TASK DETAILS:
Please print every record below exactly as it appears.

[Source records]
####################

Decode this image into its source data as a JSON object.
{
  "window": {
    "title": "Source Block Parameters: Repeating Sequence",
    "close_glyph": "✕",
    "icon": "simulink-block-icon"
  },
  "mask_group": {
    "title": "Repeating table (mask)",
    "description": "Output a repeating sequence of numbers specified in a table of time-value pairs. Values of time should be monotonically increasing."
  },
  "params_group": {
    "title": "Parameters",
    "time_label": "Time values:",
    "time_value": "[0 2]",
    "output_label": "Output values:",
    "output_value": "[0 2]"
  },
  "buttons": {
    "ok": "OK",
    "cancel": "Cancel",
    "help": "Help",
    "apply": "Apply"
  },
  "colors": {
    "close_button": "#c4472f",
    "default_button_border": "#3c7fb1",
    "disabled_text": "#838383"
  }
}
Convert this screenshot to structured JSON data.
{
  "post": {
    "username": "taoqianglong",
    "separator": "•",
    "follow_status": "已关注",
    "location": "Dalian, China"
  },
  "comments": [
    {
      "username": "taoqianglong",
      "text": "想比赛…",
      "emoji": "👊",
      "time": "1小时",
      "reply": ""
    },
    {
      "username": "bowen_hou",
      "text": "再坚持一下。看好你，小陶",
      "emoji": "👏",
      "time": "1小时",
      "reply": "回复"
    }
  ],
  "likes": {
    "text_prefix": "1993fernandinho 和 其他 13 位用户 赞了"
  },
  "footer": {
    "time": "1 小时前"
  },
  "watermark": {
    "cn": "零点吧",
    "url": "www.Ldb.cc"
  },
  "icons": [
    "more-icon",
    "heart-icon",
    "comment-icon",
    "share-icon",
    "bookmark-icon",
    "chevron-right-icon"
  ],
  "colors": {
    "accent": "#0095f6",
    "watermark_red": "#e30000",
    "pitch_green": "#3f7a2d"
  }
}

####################

SOLUTION TO THIS TASK:
Decode this image into its source data as a JSON object.
{
  "window": {
    "title": "Source Block Parameters: Repeating Sequence",
    "close_glyph": "✕",
    "icon": "simulink-block-icon"
  },
  "mask_group": {
    "title": "Repeating table (mask)",
    "description": "Output a repeating sequence of numbers specified in a table of time-value pairs. Values of time should be monotonically increasing."
  },
  "params_group": {
    "title": "Parameters",
    "time_label": "Time values:",
    "time_value": "[0 2]",
    "output_label": "Output values:",
    "output_value": "[0 2]"
  },
  "buttons": {
    "ok": "OK",
    "cancel": "Cancel",
    "help": "Help",
    "apply": "Apply"
  },
  "colors": {
    "close_button": "#c4472f",
    "default_button_border": "#3c7fb1",
    "disabled_text": "#838383"
  }
}
Convert this screenshot to structured JSON data.
{
  "post": {
    "username": "taoqianglong",
    "separator": "•",
    "follow_status": "已关注",
    "location": "Dalian, China"
  },
  "comments": [
    {
      "username": "taoqianglong",
      "text": "想比赛…",
      "emoji": "👊",
      "time": "1小时",
      "reply": ""
    },
    {
      "username": "bowen_hou",
      "text": "再坚持一下。看好你，小陶",
      "emoji": "👏",
      "time": "1小时",
      "reply": "回复"
    }
  ],
  "likes": {
    "text_prefix": "1993fernandinho 和 其他 13 位用户 赞了"
  },
  "footer": {
    "time": "1 小时前"
  },
  "watermark": {
    "cn": "零点吧",
    "url": "www.Ldb.cc"
  },
  "icons": [
    "more-icon",
    "heart-icon",
    "comment-icon",
    "share-icon",
    "bookmark-icon",
    "chevron-right-icon"
  ],
  "colors": {
    "accent": "#0095f6",
    "watermark_red": "#e30000",
    "pitch_green": "#3f7a2d"
  }
}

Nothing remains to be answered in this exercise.